About this exercise —
Return the data that follows exactly, with each line intact.

Records provided —
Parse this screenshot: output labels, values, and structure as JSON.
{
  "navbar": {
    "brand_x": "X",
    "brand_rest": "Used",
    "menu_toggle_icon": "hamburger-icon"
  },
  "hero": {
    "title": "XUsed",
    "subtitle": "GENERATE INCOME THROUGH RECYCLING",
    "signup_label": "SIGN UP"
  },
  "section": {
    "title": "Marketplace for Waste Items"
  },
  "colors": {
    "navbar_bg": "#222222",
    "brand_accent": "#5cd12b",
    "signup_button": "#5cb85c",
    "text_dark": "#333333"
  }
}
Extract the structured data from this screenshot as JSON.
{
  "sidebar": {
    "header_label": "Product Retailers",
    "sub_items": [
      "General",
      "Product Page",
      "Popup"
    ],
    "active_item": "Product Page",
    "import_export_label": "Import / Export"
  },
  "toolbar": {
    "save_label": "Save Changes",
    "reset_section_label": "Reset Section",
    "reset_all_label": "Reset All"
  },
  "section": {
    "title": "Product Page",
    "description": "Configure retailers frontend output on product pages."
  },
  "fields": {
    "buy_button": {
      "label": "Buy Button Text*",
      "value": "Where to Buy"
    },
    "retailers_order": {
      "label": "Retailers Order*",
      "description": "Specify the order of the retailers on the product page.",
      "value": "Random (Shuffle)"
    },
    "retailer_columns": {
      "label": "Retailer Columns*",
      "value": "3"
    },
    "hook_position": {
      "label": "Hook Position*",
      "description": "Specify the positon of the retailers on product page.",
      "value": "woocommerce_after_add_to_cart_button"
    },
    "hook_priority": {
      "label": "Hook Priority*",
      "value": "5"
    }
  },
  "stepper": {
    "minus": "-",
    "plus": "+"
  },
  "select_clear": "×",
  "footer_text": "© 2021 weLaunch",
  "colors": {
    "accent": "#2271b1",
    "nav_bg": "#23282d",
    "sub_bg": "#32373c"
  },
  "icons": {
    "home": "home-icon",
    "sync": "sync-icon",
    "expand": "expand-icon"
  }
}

Response —
Parse this screenshot: output labels, values, and structure as JSON.
{
  "navbar": {
    "brand_x": "X",
    "brand_rest": "Used",
    "menu_toggle_icon": "hamburger-icon"
  },
  "hero": {
    "title": "XUsed",
    "subtitle": "GENERATE INCOME THROUGH RECYCLING",
    "signup_label": "SIGN UP"
  },
  "section": {
    "title": "Marketplace for Waste Items"
  },
  "colors": {
    "navbar_bg": "#222222",
    "brand_accent": "#5cd12b",
    "signup_button": "#5cb85c",
    "text_dark": "#333333"
  }
}
Extract the structured data from this screenshot as JSON.
{
  "sidebar": {
    "header_label": "Product Retailers",
    "sub_items": [
      "General",
      "Product Page",
      "Popup"
    ],
    "active_item": "Product Page",
    "import_export_label": "Import / Export"
  },
  "toolbar": {
    "save_label": "Save Changes",
    "reset_section_label": "Reset Section",
    "reset_all_label": "Reset All"
  },
  "section": {
    "title": "Product Page",
    "description": "Configure retailers frontend output on product pages."
  },
  "fields": {
    "buy_button": {
      "label": "Buy Button Text*",
      "value": "Where to Buy"
    },
    "retailers_order": {
      "label": "Retailers Order*",
      "description": "Specify the order of the retailers on the product page.",
      "value": "Random (Shuffle)"
    },
    "retailer_columns": {
      "label": "Retailer Columns*",
      "value": "3"
    },
    "hook_position": {
      "label": "Hook Position*",
      "description": "Specify the positon of the retailers on product page.",
      "value": "woocommerce_after_add_to_cart_button"
    },
    "hook_priority": {
      "label": "Hook Priority*",
      "value": "5"
    }
  },
  "stepper": {
    "minus": "-",
    "plus": "+"
  },
  "select_clear": "×",
  "footer_text": "© 2021 weLaunch",
  "colors": {
    "accent": "#2271b1",
    "nav_bg": "#23282d",
    "sub_bg": "#32373c"
  },
  "icons": {
    "home": "home-icon",
    "sync": "sync-icon",
    "expand": "expand-icon"
  }
}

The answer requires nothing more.